Synopsis from Goodreads:
An isolated mansion. A chillingly charismatic artistocrat. And a brave socialite drawn to expose their treacherous secrets. . . .
From the author of Gods of Jade and Shadow comes “a terrifying twist on classic gothic horror” (Kirkus Reviews) set in glamorous 1950s Mexico—“fans of classic novels like Jane Eyre and Rebecca are in for a suspenseful treat” (PopSugar).
After receiving a frantic letter from her newly-wed cousin begging for someone to save her from a mysterious doom, Noemí Taboada heads to High Place, a distant house in the Mexican countryside. She’s not sure what she will find—her cousin’s husband, a handsome Englishman, is a stranger, and Noemí knows little about the region.
Noemí is also an unlikely rescuer: She’s a glamorous debutante, and her chic gowns and perfect red lipstick are more suited for cocktail parties than amateur sleuthing. But she’s also tough and smart, with an indomitable will, and she is not afraid: Not of her cousin’s new husband, who is both menacing and alluring; not of his father, the ancient patriarch who seems to be fascinated by Noemí; and not even of the house itself, which begins to invade Noemi’s dreams with visions of blood and doom.
Her only ally in this inhospitable abode is the family’s youngest son. Shy and gentle, he seems to want to help Noemí, but might also be hiding dark knowledge of his family’s past. For there are many secrets behind the walls of High Place. The family’s once colossal wealth and faded mining empire kept them from prying eyes, but as Noemí digs deeper she unearths stories of violence and madness.
And Noemí, mesmerized by the terrifying yet seductive world of High Place, may soon find it impossible to ever leave this enigmatic house behind.
I received a copy of this title via NetGalley. It does not impact my review.
Mexican Gothic publishes June 30, 2020.
Before I begin, can we all just take a moment to admire that beautiful cover? I’m not even a little sorry to admit that my desire to read Mexican Gothic was totally based on the cover. Unfortunately, it ended up being the only thing that really worked for me.
My lack of enjoyment of this book is mostly one me, though. I took “gothic” to mean a creepy and mysterious setting. Something along the lines of Jane Eyre (which is referenced in the synopsis). This is more “gothic horror”, though, which is definitely not my cup of tea. No matter how hard I try, I really struggle with being able to appreciate the horror genre, so keep that in mind with my review.

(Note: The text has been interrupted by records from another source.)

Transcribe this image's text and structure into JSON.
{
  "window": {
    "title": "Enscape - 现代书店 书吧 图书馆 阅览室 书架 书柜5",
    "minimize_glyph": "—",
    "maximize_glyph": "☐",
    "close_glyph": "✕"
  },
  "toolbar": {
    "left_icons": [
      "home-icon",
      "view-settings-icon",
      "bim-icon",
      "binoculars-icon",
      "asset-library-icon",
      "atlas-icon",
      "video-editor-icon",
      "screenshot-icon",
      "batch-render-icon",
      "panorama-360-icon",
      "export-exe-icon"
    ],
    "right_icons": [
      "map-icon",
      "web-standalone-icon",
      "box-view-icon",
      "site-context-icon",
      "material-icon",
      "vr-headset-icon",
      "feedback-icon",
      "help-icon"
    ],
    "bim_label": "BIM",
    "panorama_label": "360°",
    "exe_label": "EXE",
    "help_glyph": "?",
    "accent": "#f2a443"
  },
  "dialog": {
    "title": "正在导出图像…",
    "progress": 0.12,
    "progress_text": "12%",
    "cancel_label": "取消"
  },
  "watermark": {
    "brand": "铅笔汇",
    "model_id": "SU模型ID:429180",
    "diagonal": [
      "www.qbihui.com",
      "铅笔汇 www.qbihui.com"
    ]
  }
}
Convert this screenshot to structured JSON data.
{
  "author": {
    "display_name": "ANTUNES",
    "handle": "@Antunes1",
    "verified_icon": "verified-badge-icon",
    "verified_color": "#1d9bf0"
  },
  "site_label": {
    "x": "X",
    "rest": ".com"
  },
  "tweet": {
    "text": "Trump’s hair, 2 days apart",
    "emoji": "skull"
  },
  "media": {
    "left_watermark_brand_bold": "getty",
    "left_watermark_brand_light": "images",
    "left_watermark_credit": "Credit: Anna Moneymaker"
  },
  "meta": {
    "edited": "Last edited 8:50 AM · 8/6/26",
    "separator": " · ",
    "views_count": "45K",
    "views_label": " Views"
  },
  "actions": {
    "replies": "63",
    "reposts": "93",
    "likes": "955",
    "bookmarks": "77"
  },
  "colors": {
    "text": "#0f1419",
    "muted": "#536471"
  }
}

The story started out very slowly and I found it really hard to get through in the beginning. I was completely prepared to DNF it, but then I decided to give one more chapter a try and it started to pick up. I became mildly intrigued, but it never really hooked me. I found Neomi kind of shallow and spoiled and not very likable. She did grow on me as the story went on, though. I liked her growing friendship with Francis, who was the only other half-way likable character in the story.
I was hoping to experience a little more of Mexican culture than we got here, too. Despite taking place in Mexico, the story mostly takes place at the isolated house that was built in the English tradition. The Doyle family are also English and only one of them even speaks the language of the country they’ve immigrated to.
Lastly, the whole supernatural/horror part of the story just didn’t work for me. Again, this is probably more me and it might be fine for fans of the genre. I just rolled my eyes a bit and suffered through the explanations. I also found the climax of the story to be kind of predictable.
Overall, Mexican Gothic just wasn’t for me. I love that beautiful cover, but I was disappointed in the lack of Mexican culture and the whole horror plotline. I am, admittedly, not the right audience for this genre, though, so this might be worth the read for those that are.
Overall Rating (out of 5): 2 Stars